As Spalding moves farther away from the basket, he begins to struggle. He made just 31 percent of his jumpers inside the 3-point line this past season, and defenders often dare him to shoot. He has better success driving, rather than shooting jumpers, outside of the post, but he can get his pocket picked because he doesn’t have the tightest handle and tries to be too tricky at times.
As you might expect, Spalding doesn’t shoot a high percentage beyond the arc or at the free-throw line, but it has to be noted that he has steadily improved in both areas during his three years at Louisville, setting career-high marks this season, making 26% of his threes and 64% of his free throws. His stroke looks smooth when shooting both jumpers and free throws, so I believe that there is a good chance that he will continue to improve in these areas.
This past season, Spalding was very effective as a scorer off the pick and roll, averaging 1.1 points per possession (70th percentile). He was especially deadly rolling to the basket, averaging better than 1.7 points (97 percentile) and making 88% of his shots. Due to his struggles away from the basket, he was not overly productive in pick-and-pop situations, averaging just .7 points per possession.
Spalding shows promise as a passer, but he throws his share of sloppy passes. He has good vision, and is capable of making plays for others from anywhere on the floor. In the post, he doesn’t panic when doubled, and finds creative ways to get the ball to open shooters and cutters for easy baskets. Overall, his numbers were not stellar this past season (1.3 assist per game and an assist-turnover ratio of .75), and this is an area where he can improve.
This season on the defensive end of the court, Spalding averaged a combined 3.2 steals and blocks per game. On the ball, he held his opponents to less 36% shooting from the floor, and forced turnovers 14% of the time.
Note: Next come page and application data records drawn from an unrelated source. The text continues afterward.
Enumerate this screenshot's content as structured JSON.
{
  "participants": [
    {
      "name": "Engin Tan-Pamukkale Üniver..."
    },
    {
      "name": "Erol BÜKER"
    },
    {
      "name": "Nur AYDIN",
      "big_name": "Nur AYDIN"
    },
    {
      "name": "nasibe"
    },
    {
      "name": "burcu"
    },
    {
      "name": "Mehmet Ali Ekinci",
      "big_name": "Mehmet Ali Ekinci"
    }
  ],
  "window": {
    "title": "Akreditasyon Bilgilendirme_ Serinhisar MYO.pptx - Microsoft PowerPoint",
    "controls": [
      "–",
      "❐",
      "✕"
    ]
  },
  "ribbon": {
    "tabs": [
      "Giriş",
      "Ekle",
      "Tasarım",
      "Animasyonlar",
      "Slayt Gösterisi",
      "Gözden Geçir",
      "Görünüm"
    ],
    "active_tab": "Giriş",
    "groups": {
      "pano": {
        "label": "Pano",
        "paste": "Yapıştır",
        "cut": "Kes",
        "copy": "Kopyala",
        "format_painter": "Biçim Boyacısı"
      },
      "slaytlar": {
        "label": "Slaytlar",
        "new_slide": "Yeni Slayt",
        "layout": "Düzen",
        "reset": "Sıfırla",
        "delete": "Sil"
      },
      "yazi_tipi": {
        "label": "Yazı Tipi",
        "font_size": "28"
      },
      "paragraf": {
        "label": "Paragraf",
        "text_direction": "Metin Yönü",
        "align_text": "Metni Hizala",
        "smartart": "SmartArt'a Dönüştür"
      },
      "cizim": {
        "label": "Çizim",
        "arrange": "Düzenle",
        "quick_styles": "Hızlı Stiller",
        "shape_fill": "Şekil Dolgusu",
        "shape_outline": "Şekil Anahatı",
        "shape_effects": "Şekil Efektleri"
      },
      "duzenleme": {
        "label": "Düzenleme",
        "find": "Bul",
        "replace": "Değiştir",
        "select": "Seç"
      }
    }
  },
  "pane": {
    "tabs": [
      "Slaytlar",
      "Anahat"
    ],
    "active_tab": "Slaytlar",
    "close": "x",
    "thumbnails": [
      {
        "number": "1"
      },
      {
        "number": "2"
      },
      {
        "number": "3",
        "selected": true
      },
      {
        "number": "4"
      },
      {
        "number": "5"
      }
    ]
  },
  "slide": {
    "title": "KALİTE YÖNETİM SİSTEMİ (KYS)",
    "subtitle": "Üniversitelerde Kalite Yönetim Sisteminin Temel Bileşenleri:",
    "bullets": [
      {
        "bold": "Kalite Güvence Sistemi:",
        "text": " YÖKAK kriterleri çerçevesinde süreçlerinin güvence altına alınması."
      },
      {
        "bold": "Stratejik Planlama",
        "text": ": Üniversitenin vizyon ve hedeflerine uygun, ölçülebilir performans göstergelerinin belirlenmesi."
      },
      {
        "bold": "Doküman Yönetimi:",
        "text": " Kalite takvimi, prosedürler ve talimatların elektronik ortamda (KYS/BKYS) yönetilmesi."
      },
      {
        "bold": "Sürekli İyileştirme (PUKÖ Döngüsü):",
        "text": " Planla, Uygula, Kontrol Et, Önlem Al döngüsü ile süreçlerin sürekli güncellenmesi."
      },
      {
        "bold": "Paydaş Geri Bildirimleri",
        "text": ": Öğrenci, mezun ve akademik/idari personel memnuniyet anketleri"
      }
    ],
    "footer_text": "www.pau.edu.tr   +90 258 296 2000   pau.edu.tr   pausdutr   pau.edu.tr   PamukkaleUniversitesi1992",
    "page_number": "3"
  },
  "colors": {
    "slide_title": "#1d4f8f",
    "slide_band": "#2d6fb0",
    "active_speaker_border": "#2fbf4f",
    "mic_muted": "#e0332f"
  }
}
And according to RealGM, he ranked 51st in the nation for defensive rating (adjusted for pace).
Spalding is a versatile defender. He has the foot speed to guard on the perimeter, and combined with his length and shot-blocking skills, has the ability to guard multiple positions, both inside and out. He generally displays good defensive awareness when rotating, switching, and helping. He can cover a lot of ground, and is always a threat to block shots from the weakside. He is disruptive in the passing lanes, using his length to get his hands on a lot of balls. He runs the floor very well, and is able to chase down the ball in transition.
Spalding is not flawless on the defensive end. For the most part, he is dialed in and gives good effort, but he does take a few plays off, here and there. Still on the thin side, he can get bullied down low when defending in the post or fighting for rebounds. He doesn’t always stay vertical when contesting shots, and picks up some unnecessary fouls. In general, he tends to be foul prone, averaging three fouls per game this season.
Spalding so much looks the part of an NBA player – the height, the length, and the agility. Not only does he pass the eye test, but he also ranks near the top in the overall metrics (PER, Plus-Minus, Win Shares, and Floor Impact). He is trending up in nearly all areas, but is not yet a force on the offensive end. To be an impact player in the NBA, he will need to continue to play with intensity, add muscle, and improve his outside shooting. At worst, NBA teams would be getting a solid defender, rebounder, and inside scorer, and I think that Spalding is a fairly safe bet to be taken in the second round.
Sources, Credits, and Acknowledgements: Stats used in our scouting reports mainly come from Synergy Sports and RealGM, and occasionally from Hoop-Math.com. The photos were courtesy of the University of Louisville Athletics.